**Records from a data source:**
------------------------------------------------------------

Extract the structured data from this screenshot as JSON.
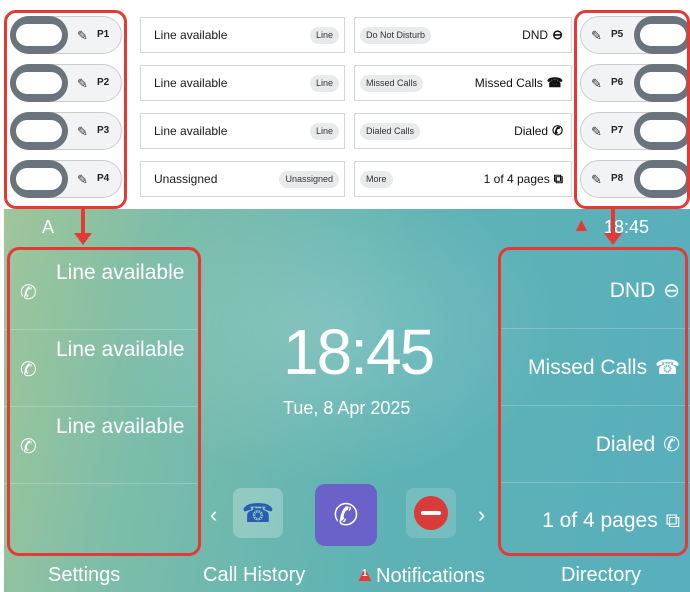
{
  "left_keys": [
    {
      "pnum": "P1",
      "label": "Line available",
      "tag": "Line"
    },
    {
      "pnum": "P2",
      "label": "Line available",
      "tag": "Line"
    },
    {
      "pnum": "P3",
      "label": "Line available",
      "tag": "Line"
    },
    {
      "pnum": "P4",
      "label": "Unassigned",
      "tag": "Unassigned"
    }
  ],
  "right_keys": [
    {
      "pnum": "P5",
      "tag": "Do Not Disturb",
      "value": "DND",
      "icon": "dnd-icon"
    },
    {
      "pnum": "P6",
      "tag": "Missed Calls",
      "value": "Missed Calls",
      "icon": "missed-call-icon"
    },
    {
      "pnum": "P7",
      "tag": "Dialed Calls",
      "value": "Dialed",
      "icon": "dialed-call-icon"
    },
    {
      "pnum": "P8",
      "tag": "More",
      "value": "1 of 4 pages",
      "icon": "pages-icon"
    }
  ],
  "screen": {
    "account": "A",
    "status_time": "18:45",
    "clock": "18:45",
    "date": "Tue, 8 Apr 2025",
    "left_lines": [
      "Line available",
      "Line available",
      "Line available"
    ],
    "right_items": [
      {
        "label": "DND",
        "icon": "dnd-icon"
      },
      {
        "label": "Missed Calls",
        "icon": "missed-call-icon"
      },
      {
        "label": "Dialed",
        "icon": "dialed-call-icon"
      },
      {
        "label": "1 of 4 pages",
        "icon": "pages-icon"
      }
    ],
    "softkeys": [
      "Settings",
      "Call History",
      "Notifications",
      "Directory"
    ],
    "notification_count": "1"
  },
  "colors": {
    "highlight": "#e53935",
    "toggle": "#6b747c",
    "warning": "#e53935"
  }
}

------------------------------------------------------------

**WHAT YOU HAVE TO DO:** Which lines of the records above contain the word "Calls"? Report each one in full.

**SOLUTION:**
      "tag": "Missed Calls",
      "value": "Missed Calls",
      "tag": "Dialed Calls",
        "label": "Missed Calls",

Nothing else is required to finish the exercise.